Alexis Carrelof the Rockefeller Institute, stated: Scientific Monthly, July,
Every free action is produced by the concurrence of two causes; one moral, i. When I walk towards an object, it is necessary first that I should will to go there, and, in the second place, that my feet should carry me.
If a paralytic wills to run and an active man wills not to, they will both stay where they are. The body politic has the same motive powers; here too force and will are distinguished, will under the name of legislative power and force under that of executive power.
Without their concurrence, nothing is, or should be, done.
We have seen that the legislative power belongs to the people, and can belong to it alone. It may, on the other hand, readily be seen, from the principles laid down above, that the executive power cannot belong to the generality as legislature or Sovereign, because it consists wholly of particular acts which fall outside the competency of the law, and consequently of the Sovereign, whose acts must always be laws.
The public force therefore needs an agent of its own to bind it together and set it to work under the direction of the general will, to serve as a means of communication between the State and the Sovereign, and to do for the collective person more or less what the union of soul and body does for man.

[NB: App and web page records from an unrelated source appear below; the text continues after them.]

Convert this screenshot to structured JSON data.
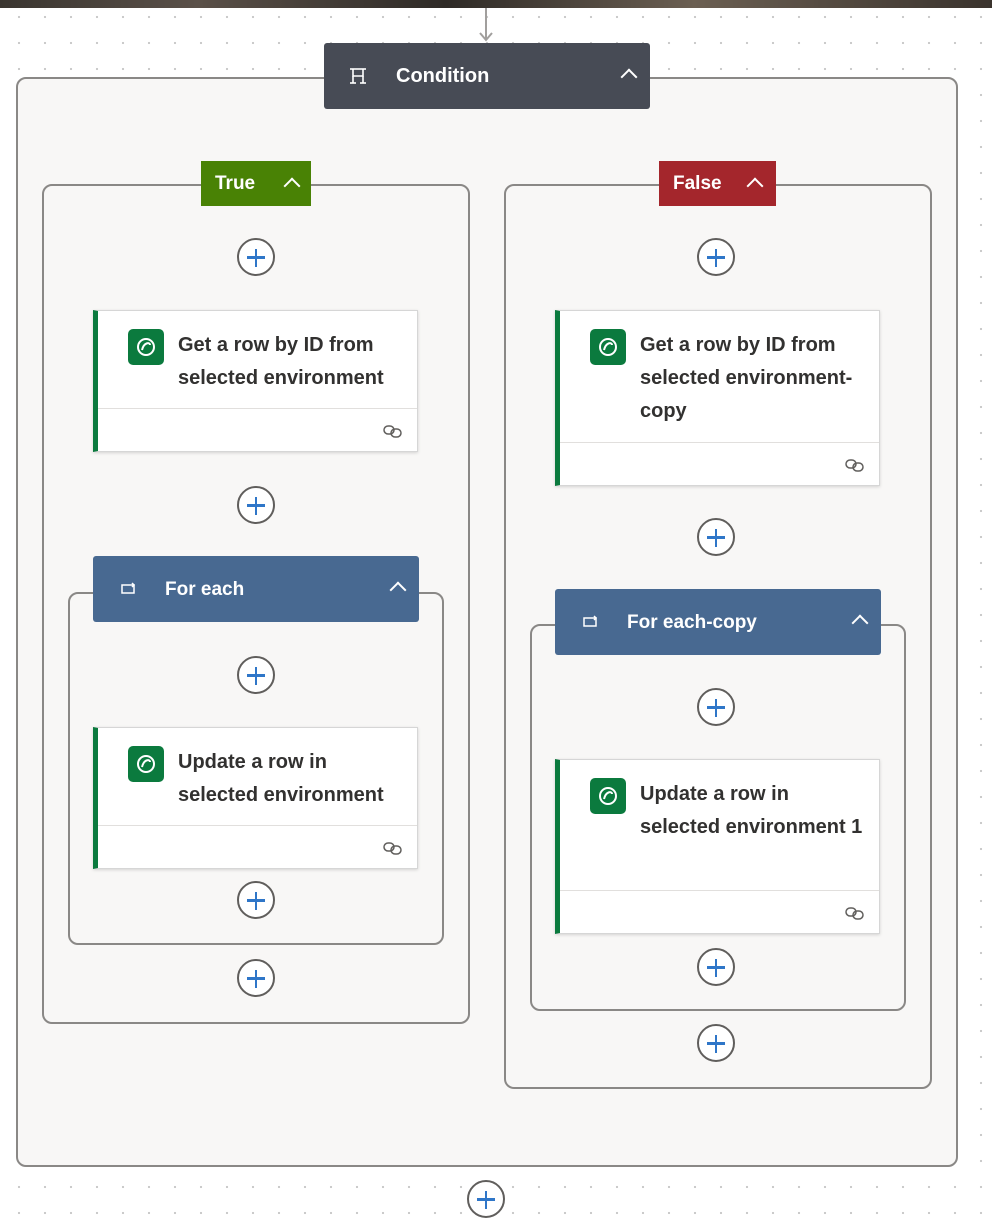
{
  "condition": {
    "label": "Condition",
    "icon": "condition-icon"
  },
  "true_branch": {
    "label": "True",
    "color": "#498205",
    "get_row": {
      "title": "Get a row by ID from selected environment"
    },
    "for_each": {
      "label": "For each"
    },
    "update_row": {
      "title": "Update a row in selected environment"
    }
  },
  "false_branch": {
    "label": "False",
    "color": "#a4262c",
    "get_row": {
      "title": "Get a row by ID from selected environment-copy"
    },
    "for_each": {
      "label": "For each-copy"
    },
    "update_row": {
      "title": "Update a row in selected environment 1"
    }
  },
  "colors": {
    "condition_header": "#474b55",
    "loop_header": "#486991",
    "dataverse_green": "#0b7a3e",
    "add_plus": "#2f76c8"
  },
  "icons": {
    "dataverse": "dataverse-icon",
    "loop": "loop-icon",
    "link": "link-icon",
    "collapse": "chevron-up-icon",
    "add": "plus-icon"
  }
}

Here we have what is, in the State, the basis of government, often wrongly confused with the Sovereign, whose minister it is.
What then is government? An intermediate body set up between the subjects and the Sovereign, to secure their mutual correspondence, charged with the execution of the laws and the maintenance of liberty, both civil and political. The members of this body are called magistrates or kings, that is to say governors, and the whole body bears the name prince.
It is simply and solely a commission, an employment, in which the rulers, mere officials of the Sovereign, exercise in their own name the power of which it makes them depositaries. This power it can limit, modify or recover at pleasure; for the alienation of such a right is incompatible with the nature of the social body, and contrary to the end of association.
I call then government, or supreme administration, the legitimate exercise of the executive power, and prince or magistrate the man or the body entrusted with that administration.
In government reside the intermediate forces whose relations make up that of the whole to the whole, or of the Sovereign to the State.
This last relation may be represented as that between the extreme terms of a continuous proportion, which has government as its mean proportional. The government gets from the Sovereign the orders it gives the people, and, for the State to be properly balanced, there must, when everything is reckoned in, be equality between the product or power of the government taken in itself, and the product or power of the citizens, who are on the one hand sovereign and on the other subject.
Furthermore, none of these three terms can be altered without the equality being instantly destroyed. If the Sovereign desires to govern, or the magistrate to give laws, or if the subjects refuse to obey, disorder takes the place of regularity, force and will no longer act together, and the State is dissolved and falls into despotism or anarchy.
Lastly, as there is only one mean proportional between each relation, there is also only one good government possible for a State.
But, as countless events may change the relations of a people, not only may different governments be good for different peoples, but also for the same people at different times.
In attempting to give some idea of the various relations that may hold between these two extreme terms, I shall take as an example the number of a people, which is the most easily expressible. Suppose the State is composed of ten thousand citizens.
The Sovereign can only be considered collectively and as a body; but each member, as being a subject, is regarded as an individual: If the people numbers a hundred thousand, the condition of the subject undergoes no change, and each equally is under the whole authority of the laws, while his vote, being reduced to a hundred-thousandth part, has ten times less influence in drawing them up.
The subject therefore remaining always a unit, the relation between him and the Sovereign increases with the number of the citizens. From this it follows that, the larger the State, the less the liberty.
When I say the relation increases, I mean that it grows more unequal.THE POISONED NEEDLE Suppressed Facts About Vaccination By Eleanor McBean [Whale, June ] To read only the polio sections see Hidden Dangers in Polio Vaccine by Eleanor McBean. PREFACE. CHAPTER I THE POISONED NEEDLE. When One Should Not Make Serious Decisions?
Do not make any serious decisions because you are angry, hurt, depressed, desperate, or frightened. Animal Experimentation – Indispensable or Indefensible?
Scientists have for centuries sought to increase their understanding of the natural world through experiments on live animals – and for as long, critics have argued that such experiments are cruel, unethical and unecessary.
OBJECTIVE. These canons provide standards of ethical conduct for industrial hygienists as they practice their profession and exercise their primary mission, to protect the health and well-being of working people and the public from chemical, microbiological and physical health hazards present at, .
Animal testing for cosmetics is a hot topic in the beauty industry, with most consumers and many companies deciding to avoid products made with animal testing. After more than two decades following a “no testing on animals” policy, cosmetics giants Avon, Mary Kay, and Estee Lauder have resumed.
USDA Whistle Blower Report. January 5, Richard Botelho Jr, Animal Care Inspector for the United States Department of Agriculture, Animal Plant Heath Inspection Service, Animal Care agency, has filed a whistle blower complaint against USDA with the US government “Office of Special Counsel,” dated January 4,